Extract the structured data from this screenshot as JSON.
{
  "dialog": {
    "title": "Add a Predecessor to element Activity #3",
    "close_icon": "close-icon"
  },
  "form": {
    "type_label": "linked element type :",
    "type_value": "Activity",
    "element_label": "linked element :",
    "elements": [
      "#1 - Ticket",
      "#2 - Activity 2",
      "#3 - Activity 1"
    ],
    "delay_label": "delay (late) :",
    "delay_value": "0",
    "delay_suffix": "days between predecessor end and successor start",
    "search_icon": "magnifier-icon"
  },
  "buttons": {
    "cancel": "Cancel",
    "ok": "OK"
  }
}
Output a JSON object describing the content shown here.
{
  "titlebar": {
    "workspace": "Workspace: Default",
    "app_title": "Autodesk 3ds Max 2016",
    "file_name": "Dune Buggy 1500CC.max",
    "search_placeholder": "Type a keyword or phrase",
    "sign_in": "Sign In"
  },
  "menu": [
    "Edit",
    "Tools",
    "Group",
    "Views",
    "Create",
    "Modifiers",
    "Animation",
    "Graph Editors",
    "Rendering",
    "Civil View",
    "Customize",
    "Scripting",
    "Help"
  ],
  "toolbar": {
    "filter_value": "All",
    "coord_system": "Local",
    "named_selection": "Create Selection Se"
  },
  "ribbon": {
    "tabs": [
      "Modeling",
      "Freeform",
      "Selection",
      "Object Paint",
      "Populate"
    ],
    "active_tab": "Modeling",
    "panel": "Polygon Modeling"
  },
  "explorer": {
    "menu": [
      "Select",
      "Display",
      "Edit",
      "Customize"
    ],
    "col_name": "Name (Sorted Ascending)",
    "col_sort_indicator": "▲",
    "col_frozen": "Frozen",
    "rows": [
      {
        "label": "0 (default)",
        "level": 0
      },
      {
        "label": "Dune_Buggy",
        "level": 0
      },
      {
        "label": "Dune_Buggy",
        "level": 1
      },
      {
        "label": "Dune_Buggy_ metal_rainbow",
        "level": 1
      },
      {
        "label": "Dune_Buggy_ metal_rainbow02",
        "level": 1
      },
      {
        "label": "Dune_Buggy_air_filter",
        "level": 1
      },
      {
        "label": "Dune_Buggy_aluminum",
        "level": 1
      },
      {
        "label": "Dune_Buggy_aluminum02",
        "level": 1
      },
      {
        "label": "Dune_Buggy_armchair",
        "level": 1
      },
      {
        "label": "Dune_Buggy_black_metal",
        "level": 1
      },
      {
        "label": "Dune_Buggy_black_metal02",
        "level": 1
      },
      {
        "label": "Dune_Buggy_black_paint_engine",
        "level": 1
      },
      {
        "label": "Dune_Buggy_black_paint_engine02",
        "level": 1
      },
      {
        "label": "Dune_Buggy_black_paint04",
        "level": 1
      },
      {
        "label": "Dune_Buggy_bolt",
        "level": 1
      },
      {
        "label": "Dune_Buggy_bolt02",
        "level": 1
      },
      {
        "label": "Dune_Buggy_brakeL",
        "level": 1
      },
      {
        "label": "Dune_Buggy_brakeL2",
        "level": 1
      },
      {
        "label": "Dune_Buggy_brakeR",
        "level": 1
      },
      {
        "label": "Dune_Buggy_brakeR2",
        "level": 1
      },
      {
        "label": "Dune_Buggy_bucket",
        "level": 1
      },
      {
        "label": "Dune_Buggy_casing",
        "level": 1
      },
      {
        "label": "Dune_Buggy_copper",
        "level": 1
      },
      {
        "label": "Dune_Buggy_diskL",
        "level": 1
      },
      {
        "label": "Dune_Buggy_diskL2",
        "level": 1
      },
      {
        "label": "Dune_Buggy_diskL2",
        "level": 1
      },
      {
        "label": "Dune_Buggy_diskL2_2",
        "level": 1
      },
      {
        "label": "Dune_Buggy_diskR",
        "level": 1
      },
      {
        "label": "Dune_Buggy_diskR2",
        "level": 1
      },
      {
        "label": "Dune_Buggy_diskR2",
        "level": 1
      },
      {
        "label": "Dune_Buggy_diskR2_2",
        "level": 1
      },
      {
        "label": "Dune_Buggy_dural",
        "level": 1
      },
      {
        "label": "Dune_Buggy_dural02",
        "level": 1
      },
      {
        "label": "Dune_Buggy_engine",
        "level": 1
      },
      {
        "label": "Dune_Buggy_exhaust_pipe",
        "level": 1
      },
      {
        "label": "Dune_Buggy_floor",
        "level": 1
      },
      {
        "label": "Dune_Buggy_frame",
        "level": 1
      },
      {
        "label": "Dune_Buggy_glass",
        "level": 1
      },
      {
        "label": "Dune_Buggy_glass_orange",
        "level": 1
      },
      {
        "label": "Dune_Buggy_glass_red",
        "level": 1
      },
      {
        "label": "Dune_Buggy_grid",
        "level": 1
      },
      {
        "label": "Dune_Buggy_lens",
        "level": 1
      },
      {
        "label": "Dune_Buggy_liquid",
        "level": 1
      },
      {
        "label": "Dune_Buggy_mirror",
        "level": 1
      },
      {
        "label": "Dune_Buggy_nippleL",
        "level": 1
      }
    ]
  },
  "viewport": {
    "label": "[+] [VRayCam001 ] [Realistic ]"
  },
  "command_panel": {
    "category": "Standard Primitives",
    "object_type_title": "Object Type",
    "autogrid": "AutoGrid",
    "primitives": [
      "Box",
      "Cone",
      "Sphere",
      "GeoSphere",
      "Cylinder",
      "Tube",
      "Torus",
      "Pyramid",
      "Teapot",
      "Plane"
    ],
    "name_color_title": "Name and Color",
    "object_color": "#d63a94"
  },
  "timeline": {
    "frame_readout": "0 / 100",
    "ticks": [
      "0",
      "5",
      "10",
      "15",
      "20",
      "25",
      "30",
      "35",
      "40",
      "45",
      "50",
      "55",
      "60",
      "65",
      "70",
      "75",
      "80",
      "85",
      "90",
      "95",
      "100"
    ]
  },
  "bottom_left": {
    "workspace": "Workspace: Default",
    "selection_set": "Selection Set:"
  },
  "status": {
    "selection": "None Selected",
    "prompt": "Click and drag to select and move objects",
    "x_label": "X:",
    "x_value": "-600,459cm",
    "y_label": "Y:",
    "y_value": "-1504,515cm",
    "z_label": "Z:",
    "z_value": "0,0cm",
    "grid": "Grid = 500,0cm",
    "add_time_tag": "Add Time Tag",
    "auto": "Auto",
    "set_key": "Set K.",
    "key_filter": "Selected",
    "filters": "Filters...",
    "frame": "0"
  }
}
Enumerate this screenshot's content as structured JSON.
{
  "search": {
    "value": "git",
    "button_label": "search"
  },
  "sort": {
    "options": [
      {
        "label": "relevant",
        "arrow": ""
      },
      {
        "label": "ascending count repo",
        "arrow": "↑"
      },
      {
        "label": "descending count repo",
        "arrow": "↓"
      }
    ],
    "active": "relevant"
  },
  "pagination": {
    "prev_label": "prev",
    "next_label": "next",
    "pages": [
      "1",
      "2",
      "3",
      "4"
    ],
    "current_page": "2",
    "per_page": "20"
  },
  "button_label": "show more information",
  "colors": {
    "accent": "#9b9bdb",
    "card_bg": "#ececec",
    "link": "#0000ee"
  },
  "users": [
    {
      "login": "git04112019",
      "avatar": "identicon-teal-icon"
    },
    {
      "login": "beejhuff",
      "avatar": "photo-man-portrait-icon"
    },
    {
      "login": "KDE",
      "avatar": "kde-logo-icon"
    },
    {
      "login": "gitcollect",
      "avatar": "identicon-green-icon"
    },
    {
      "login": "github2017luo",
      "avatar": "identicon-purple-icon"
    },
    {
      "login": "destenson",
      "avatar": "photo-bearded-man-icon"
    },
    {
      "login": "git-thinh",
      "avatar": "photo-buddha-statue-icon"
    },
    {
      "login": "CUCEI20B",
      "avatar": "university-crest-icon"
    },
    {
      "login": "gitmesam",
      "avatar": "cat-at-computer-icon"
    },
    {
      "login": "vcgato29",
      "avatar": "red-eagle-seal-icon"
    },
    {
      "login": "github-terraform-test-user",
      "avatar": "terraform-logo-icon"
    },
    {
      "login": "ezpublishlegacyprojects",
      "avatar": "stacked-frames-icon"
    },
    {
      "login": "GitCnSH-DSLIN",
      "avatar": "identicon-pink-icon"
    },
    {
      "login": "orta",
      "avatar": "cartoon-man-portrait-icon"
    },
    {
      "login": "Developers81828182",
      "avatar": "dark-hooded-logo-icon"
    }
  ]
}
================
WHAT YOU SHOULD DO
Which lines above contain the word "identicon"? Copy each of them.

RESULT OF THE EXERCISE
      "avatar": "identicon-teal-icon"
      "avatar": "identicon-green-icon"
      "avatar": "identicon-purple-icon"
      "avatar": "identicon-pink-icon"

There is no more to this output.